==== Supplied data ====
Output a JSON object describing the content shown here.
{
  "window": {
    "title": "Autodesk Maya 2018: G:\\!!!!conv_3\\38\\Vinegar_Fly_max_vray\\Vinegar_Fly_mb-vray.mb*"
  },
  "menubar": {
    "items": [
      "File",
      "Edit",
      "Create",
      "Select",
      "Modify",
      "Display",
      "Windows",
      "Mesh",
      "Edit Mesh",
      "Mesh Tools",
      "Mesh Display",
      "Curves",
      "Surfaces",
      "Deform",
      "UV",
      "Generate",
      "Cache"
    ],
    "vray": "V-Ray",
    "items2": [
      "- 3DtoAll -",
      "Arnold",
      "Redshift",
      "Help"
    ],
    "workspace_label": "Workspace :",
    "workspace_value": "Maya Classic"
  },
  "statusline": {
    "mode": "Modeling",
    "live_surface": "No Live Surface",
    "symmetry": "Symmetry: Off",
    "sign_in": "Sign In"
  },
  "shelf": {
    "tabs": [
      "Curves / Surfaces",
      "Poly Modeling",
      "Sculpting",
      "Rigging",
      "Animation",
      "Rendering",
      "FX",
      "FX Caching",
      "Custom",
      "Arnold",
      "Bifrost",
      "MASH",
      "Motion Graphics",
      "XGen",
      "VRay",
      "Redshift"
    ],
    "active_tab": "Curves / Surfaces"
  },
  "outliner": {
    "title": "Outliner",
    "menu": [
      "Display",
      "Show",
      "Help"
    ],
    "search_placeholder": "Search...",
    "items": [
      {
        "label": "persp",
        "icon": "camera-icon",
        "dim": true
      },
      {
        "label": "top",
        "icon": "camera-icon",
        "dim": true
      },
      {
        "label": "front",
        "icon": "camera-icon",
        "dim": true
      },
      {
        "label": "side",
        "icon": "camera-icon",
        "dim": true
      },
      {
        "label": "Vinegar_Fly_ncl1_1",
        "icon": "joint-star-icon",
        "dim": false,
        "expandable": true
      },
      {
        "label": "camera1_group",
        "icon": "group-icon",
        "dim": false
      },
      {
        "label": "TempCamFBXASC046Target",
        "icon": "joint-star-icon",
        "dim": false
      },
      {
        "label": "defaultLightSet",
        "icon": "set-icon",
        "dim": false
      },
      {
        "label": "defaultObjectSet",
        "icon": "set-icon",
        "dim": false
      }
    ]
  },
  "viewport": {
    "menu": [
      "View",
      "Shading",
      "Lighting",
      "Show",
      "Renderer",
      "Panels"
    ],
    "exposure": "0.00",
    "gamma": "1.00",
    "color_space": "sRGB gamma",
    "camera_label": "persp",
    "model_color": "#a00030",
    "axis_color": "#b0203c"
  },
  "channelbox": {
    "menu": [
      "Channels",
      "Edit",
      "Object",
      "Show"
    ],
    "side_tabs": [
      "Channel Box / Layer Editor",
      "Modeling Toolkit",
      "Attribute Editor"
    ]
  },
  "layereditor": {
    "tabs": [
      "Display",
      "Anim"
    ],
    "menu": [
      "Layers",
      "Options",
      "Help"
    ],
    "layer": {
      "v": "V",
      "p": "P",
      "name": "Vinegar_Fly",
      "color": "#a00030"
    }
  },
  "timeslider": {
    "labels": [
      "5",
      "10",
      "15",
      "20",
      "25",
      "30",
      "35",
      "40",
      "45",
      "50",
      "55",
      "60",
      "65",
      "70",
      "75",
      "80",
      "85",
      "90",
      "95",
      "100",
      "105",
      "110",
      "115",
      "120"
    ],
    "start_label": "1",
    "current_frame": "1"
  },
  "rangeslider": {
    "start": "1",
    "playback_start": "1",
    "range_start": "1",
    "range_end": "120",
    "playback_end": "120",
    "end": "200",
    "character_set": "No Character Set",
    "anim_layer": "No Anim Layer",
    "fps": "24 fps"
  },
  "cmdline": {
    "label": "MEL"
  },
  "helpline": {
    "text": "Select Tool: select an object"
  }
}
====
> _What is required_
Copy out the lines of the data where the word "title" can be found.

> _Output_
    "title": "Autodesk Maya 2018: G:\\!!!!conv_3\\38\\Vinegar_Fly_max_vray\\Vinegar_Fly_mb-vray.mb*"
    "title": "Outliner",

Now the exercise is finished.